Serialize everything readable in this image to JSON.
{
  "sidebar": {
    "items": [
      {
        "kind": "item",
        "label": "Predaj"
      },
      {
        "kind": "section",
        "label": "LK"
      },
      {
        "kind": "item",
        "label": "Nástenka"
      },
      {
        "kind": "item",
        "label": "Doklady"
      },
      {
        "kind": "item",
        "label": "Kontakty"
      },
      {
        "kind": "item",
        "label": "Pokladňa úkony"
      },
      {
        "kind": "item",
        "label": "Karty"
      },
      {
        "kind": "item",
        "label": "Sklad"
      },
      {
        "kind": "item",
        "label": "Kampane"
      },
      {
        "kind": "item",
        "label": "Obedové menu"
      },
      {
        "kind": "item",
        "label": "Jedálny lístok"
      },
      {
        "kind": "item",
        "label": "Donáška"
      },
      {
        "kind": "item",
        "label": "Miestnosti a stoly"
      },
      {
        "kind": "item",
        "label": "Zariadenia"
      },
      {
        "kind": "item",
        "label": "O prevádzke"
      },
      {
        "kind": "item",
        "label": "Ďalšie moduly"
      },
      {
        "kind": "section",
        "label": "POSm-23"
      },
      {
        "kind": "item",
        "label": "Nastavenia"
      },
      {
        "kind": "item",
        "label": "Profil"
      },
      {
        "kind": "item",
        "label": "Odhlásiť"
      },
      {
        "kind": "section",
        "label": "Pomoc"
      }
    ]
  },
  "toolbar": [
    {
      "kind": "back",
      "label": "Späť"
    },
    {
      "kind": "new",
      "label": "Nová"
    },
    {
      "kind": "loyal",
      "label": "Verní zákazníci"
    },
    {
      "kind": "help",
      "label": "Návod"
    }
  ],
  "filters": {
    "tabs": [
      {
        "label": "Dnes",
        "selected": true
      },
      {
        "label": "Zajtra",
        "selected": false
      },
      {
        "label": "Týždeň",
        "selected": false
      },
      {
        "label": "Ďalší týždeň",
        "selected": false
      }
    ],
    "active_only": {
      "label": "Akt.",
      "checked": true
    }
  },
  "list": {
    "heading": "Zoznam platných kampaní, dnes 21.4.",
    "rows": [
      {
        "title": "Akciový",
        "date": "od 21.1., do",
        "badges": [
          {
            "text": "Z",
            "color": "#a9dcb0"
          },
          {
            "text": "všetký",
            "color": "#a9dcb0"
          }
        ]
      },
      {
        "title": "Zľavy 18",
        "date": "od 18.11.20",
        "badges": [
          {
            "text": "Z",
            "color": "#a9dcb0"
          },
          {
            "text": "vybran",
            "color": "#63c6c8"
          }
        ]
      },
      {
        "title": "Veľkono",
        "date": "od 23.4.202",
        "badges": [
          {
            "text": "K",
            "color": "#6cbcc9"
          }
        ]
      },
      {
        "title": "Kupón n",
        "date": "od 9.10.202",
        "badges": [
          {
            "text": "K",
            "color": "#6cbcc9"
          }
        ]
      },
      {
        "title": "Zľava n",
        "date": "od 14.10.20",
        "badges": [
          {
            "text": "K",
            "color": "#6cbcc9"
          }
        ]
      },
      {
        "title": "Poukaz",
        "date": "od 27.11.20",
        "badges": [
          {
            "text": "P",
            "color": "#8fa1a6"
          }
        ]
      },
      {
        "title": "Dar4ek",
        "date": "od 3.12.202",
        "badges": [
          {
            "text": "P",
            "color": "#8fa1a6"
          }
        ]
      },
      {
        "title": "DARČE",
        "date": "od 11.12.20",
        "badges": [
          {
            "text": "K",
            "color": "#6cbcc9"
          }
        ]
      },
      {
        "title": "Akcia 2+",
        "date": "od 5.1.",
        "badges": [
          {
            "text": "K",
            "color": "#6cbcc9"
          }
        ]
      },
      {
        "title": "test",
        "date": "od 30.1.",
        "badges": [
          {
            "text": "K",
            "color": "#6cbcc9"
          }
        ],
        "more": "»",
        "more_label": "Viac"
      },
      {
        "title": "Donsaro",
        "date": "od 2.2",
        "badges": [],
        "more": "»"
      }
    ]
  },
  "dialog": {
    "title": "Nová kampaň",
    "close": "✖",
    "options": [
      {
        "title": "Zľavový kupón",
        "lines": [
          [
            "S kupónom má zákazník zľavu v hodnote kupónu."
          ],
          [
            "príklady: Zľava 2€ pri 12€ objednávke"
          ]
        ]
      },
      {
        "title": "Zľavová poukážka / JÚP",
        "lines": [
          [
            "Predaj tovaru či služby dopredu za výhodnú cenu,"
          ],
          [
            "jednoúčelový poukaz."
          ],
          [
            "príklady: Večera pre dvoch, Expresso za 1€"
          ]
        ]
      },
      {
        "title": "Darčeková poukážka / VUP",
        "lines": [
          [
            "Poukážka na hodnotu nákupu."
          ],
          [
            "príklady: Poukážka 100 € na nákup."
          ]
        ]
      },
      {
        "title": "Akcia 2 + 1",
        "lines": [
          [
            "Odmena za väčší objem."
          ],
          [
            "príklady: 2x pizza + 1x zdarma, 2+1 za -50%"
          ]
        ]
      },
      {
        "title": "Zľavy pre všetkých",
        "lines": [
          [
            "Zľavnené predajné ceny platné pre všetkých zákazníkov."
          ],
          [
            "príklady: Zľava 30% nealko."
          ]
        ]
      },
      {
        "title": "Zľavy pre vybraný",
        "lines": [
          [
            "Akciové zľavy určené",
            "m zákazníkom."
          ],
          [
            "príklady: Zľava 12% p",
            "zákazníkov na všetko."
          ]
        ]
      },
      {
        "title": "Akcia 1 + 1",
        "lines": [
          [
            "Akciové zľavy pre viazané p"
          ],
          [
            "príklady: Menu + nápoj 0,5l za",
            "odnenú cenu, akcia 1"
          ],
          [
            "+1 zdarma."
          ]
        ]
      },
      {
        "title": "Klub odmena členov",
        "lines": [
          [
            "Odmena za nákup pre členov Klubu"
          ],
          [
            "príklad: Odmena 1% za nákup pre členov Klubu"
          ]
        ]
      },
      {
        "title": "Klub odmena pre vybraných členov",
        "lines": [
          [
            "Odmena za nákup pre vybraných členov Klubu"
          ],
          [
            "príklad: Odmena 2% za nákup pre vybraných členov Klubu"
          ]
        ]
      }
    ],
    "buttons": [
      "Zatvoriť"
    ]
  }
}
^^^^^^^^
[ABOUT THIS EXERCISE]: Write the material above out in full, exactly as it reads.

[TASK ANSWER]:
Serialize everything readable in this image to JSON.
{
  "sidebar": {
    "items": [
      {
        "kind": "item",
        "label": "Predaj"
      },
      {
        "kind": "section",
        "label": "LK"
      },
      {
        "kind": "item",
        "label": "Nástenka"
      },
      {
        "kind": "item",
        "label": "Doklady"
      },
      {
        "kind": "item",
        "label": "Kontakty"
      },
      {
        "kind": "item",
        "label": "Pokladňa úkony"
      },
      {
        "kind": "item",
        "label": "Karty"
      },
      {
        "kind": "item",
        "label": "Sklad"
      },
      {
        "kind": "item",
        "label": "Kampane"
      },
      {
        "kind": "item",
        "label": "Obedové menu"
      },
      {
        "kind": "item",
        "label": "Jedálny lístok"
      },
      {
        "kind": "item",
        "label": "Donáška"
      },
      {
        "kind": "item",
        "label": "Miestnosti a stoly"
      },
      {
        "kind": "item",
        "label": "Zariadenia"
      },
      {
        "kind": "item",
        "label": "O prevádzke"
      },
      {
        "kind": "item",
        "label": "Ďalšie moduly"
      },
      {
        "kind": "section",
        "label": "POSm-23"
      },
      {
        "kind": "item",
        "label": "Nastavenia"
      },
      {
        "kind": "item",
        "label": "Profil"
      },
      {
        "kind": "item",
        "label": "Odhlásiť"
      },
      {
        "kind": "section",
        "label": "Pomoc"
      }
    ]
  },
  "toolbar": [
    {
      "kind": "back",
      "label": "Späť"
    },
    {
      "kind": "new",
      "label": "Nová"
    },
    {
      "kind": "loyal",
      "label": "Verní zákazníci"
    },
    {
      "kind": "help",
      "label": "Návod"
    }
  ],
  "filters": {
    "tabs": [
      {
        "label": "Dnes",
        "selected": true
      },
      {
        "label": "Zajtra",
        "selected": false
      },
      {
        "label": "Týždeň",
        "selected": false
      },
      {
        "label": "Ďalší týždeň",
        "selected": false
      }
    ],
    "active_only": {
      "label": "Akt.",
      "checked": true
    }
  },
  "list": {
    "heading": "Zoznam platných kampaní, dnes 21.4.",
    "rows": [
      {
        "title": "Akciový",
        "date": "od 21.1., do",
        "badges": [
          {
            "text": "Z",
            "color": "#a9dcb0"
          },
          {
            "text": "všetký",
            "color": "#a9dcb0"
          }
        ]
      },
      {
        "title": "Zľavy 18",
        "date": "od 18.11.20",
        "badges": [
          {
            "text": "Z",
            "color": "#a9dcb0"
          },
          {
            "text": "vybran",
            "color": "#63c6c8"
          }
        ]
      },
      {
        "title": "Veľkono",
        "date": "od 23.4.202",
        "badges": [
          {
            "text": "K",
            "color": "#6cbcc9"
          }
        ]
      },
      {
        "title": "Kupón n",
        "date": "od 9.10.202",
        "badges": [
          {
            "text": "K",
            "color": "#6cbcc9"
          }
        ]
      },
      {
        "title": "Zľava n",
        "date": "od 14.10.20",
        "badges": [
          {
            "text": "K",
            "color": "#6cbcc9"
          }
        ]
      },
      {
        "title": "Poukaz",
        "date": "od 27.11.20",
        "badges": [
          {
            "text": "P",
            "color": "#8fa1a6"
          }
        ]
      },
      {
        "title": "Dar4ek",
        "date": "od 3.12.202",
        "badges": [
          {
            "text": "P",
            "color": "#8fa1a6"
          }
        ]
      },
      {
        "title": "DARČE",
        "date": "od 11.12.20",
        "badges": [
          {
            "text": "K",
            "color": "#6cbcc9"
          }
        ]
      },
      {
        "title": "Akcia 2+",
        "date": "od 5.1.",
        "badges": [
          {
            "text": "K",
            "color": "#6cbcc9"
          }
        ]
      },
      {
        "title": "test",
        "date": "od 30.1.",
        "badges": [
          {
            "text": "K",
            "color": "#6cbcc9"
          }
        ],
        "more": "»",
        "more_label": "Viac"
      },
      {
        "title": "Donsaro",
        "date": "od 2.2",
        "badges": [],
        "more": "»"
      }
    ]
  },
  "dialog": {
    "title": "Nová kampaň",
    "close": "✖",
    "options": [
      {
        "title": "Zľavový kupón",
        "lines": [
          [
            "S kupónom má zákazník zľavu v hodnote kupónu."
          ],
          [
            "príklady: Zľava 2€ pri 12€ objednávke"
          ]
        ]
      },
      {
        "title": "Zľavová poukážka / JÚP",
        "lines": [
          [
            "Predaj tovaru či služby dopredu za výhodnú cenu,"
          ],
          [
            "jednoúčelový poukaz."
          ],
          [
            "príklady: Večera pre dvoch, Expresso za 1€"
          ]
        ]
      },
      {
        "title": "Darčeková poukážka / VUP",
        "lines": [
          [
            "Poukážka na hodnotu nákupu."
          ],
          [
            "príklady: Poukážka 100 € na nákup."
          ]
        ]
      },
      {
        "title": "Akcia 2 + 1",
        "lines": [
          [
            "Odmena za väčší objem."
          ],
          [
            "príklady: 2x pizza + 1x zdarma, 2+1 za -50%"
          ]
        ]
      },
      {
        "title": "Zľavy pre všetkých",
        "lines": [
          [
            "Zľavnené predajné ceny platné pre všetkých zákazníkov."
          ],
          [
            "príklady: Zľava 30% nealko."
          ]
        ]
      },
      {
        "title": "Zľavy pre vybraný",
        "lines": [
          [
            "Akciové zľavy určené",
            "m zákazníkom."
          ],
          [
            "príklady: Zľava 12% p",
            "zákazníkov na všetko."
          ]
        ]
      },
      {
        "title": "Akcia 1 + 1",
        "lines": [
          [
            "Akciové zľavy pre viazané p"
          ],
          [
            "príklady: Menu + nápoj 0,5l za",
            "odnenú cenu, akcia 1"
          ],
          [
            "+1 zdarma."
          ]
        ]
      },
      {
        "title": "Klub odmena členov",
        "lines": [
          [
            "Odmena za nákup pre členov Klubu"
          ],
          [
            "príklad: Odmena 1% za nákup pre členov Klubu"
          ]
        ]
      },
      {
        "title": "Klub odmena pre vybraných členov",
        "lines": [
          [
            "Odmena za nákup pre vybraných členov Klubu"
          ],
          [
            "príklad: Odmena 2% za nákup pre vybraných členov Klubu"
          ]
        ]
      }
    ],
    "buttons": [
      "Zatvoriť"
    ]
  }
}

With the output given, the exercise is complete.